The next day, since we weren’t going to Caqalai, we decided to book our tickets to get back to the main island for the day after, then just wander the town and relax by the pool. We didn’t get any photos of Beach Street, which is a huge shame as it looks like it’s been lifted straight off a set of an old western movie! But we did get one of Sacred Heart Church, which was absolutely gorgeous – so quaint and picturesque. Whilst John was lounging by the pool, Helen went back up to the room to grab a hat, and just after opening the door and stepping in, a huge mouse popped out from behind the door and ran out! Helen went, slowly, back outside to get John to come and assess the situation. As it turns out, Mickey had been in the top part of Helens backpack, as he’d left little round brown parcels in his wake.  Ugh. Luckily, the bag had been mostly shut,so no real damage was done, other than that sinking feeling you get when something which seems utterly perfect suddenly has a flaw.

At 4.30am the next day we headed out of the Royal Hotel and to the Patterson Brothers office to get our bus. The journey was no more comfortable this time round, but the ferry crossing was beautiful. We got to see the final parts of the sunrise across the Pacific. After a final stay at Raintree Lodge (which had practically become our home by this point!), we headed back to Nadi from Suva, on the same air-conditioned comfortable coach as we had gotten previously, and it was great to be comfortable and cool. This time however, the scenery didn’t seem so nice. For every 5 star resort and spa that we passed, with the gorgeously preened entrances blocked off to the public with huge white walls, next door there was the poorest of villages, people living out of corrugated iron shacks, held together by plastic bags and pieces of string, the roof held down with a few heavy rocks. Some have no water supply, most have no electricity, and nearly all have to house an entire family. It’s a sad state, and one that we both don’t ever want to exploit by visiting the resorts that glamorize Fiji as some country where everyone is happy and living a life of luxury. Nearly 40% of people here are living well below the poverty line, and it is something that is not hard to see. There is areal sense of community in Fiji, and people do their best to be polite and to help each other, but a lot of people here are struggling with everyday life,and have literally nothing. The heavy tropical rains that fall here may look beautiful to someone observing from a veranda overlooking a lake, but 20 metres down the road, you know that some family are lifting all of their possessions out of the flood of water which is seeping into their home as they have no windows, no front door, no protection.

We have really enjoyed our time here, and we’re thankful to say it has been enjoyed primarily because of the beauty of the people and of the country, and not because our money bought us a tailor-made holiday blinded from the truths which overshadow this exceedingly friendly, yet deeply saddened country.

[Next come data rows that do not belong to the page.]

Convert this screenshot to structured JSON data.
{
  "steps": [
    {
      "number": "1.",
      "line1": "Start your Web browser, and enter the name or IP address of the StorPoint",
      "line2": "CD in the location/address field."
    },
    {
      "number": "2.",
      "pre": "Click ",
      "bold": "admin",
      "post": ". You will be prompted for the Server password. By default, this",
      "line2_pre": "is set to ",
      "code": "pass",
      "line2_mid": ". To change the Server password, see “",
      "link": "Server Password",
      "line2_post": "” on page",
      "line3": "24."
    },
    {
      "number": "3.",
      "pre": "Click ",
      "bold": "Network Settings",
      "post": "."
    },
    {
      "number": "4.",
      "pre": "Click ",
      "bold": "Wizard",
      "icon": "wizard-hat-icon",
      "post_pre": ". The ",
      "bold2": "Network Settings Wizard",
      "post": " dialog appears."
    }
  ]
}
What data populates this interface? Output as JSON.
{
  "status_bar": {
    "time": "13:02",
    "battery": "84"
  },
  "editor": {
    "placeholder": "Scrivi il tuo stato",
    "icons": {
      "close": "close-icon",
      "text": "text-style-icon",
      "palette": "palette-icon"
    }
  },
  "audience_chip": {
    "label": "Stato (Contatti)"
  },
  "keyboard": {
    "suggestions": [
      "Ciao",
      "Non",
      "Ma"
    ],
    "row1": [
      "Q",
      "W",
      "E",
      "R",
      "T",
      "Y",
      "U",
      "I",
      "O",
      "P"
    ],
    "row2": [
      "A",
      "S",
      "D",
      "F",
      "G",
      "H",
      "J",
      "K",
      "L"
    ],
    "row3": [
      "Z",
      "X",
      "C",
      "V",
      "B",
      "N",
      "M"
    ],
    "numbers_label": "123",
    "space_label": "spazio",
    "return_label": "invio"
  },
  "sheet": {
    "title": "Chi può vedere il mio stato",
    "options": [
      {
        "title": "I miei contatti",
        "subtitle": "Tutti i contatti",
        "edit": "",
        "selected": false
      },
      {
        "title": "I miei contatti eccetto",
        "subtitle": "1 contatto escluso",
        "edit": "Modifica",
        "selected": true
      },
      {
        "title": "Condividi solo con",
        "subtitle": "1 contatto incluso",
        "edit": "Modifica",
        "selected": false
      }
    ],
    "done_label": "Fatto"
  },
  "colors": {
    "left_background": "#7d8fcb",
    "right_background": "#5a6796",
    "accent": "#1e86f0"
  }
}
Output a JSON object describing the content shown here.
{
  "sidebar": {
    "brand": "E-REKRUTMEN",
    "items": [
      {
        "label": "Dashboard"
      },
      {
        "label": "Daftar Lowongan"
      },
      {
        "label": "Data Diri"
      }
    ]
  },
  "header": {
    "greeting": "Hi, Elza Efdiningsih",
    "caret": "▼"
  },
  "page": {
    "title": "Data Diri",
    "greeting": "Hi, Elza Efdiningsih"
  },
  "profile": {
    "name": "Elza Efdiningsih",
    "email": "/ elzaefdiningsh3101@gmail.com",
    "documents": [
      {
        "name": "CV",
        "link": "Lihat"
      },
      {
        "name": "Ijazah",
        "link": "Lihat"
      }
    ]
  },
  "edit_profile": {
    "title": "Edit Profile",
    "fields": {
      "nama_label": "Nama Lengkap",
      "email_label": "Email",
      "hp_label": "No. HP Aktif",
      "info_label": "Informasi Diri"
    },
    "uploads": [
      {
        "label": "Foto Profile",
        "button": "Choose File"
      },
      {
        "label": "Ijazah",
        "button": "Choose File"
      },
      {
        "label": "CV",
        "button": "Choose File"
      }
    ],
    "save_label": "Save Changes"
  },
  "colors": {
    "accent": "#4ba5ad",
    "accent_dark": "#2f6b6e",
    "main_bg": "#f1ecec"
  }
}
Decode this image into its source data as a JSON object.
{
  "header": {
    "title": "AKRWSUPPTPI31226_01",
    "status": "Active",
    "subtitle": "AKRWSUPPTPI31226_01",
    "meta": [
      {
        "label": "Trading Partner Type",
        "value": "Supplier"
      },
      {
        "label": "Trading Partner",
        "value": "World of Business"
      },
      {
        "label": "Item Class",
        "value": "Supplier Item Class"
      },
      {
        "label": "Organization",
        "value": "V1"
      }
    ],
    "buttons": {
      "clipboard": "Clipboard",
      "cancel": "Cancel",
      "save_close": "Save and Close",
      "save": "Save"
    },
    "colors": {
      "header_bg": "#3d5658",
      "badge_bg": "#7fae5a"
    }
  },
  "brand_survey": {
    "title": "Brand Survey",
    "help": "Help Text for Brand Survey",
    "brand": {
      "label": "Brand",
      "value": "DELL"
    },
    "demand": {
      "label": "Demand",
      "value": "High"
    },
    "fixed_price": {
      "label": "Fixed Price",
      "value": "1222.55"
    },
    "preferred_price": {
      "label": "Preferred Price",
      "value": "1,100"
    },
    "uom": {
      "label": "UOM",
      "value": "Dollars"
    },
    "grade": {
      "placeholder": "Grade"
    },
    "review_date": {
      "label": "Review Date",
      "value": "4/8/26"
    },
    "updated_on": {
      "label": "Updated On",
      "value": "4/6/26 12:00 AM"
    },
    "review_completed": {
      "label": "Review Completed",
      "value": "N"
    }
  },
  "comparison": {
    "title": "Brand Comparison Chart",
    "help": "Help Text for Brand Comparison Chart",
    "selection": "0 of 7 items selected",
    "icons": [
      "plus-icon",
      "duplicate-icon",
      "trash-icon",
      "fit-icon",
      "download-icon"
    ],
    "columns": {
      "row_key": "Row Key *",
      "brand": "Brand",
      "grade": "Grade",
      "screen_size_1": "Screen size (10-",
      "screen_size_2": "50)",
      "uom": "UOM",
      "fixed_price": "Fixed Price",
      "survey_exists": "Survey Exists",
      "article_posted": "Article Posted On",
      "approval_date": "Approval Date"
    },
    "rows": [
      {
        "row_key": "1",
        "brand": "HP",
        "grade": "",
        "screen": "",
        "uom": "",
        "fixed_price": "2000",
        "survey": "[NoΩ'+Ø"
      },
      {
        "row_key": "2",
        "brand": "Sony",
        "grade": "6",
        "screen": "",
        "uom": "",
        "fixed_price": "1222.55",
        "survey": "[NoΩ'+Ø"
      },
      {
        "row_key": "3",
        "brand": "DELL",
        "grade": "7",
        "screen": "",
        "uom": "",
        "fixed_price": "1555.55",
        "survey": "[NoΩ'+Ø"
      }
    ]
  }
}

Helen and John

xxxxxxxxxxxxx



 
Slideshow Report as Spam

Use this image in your site

Copy and paste this html: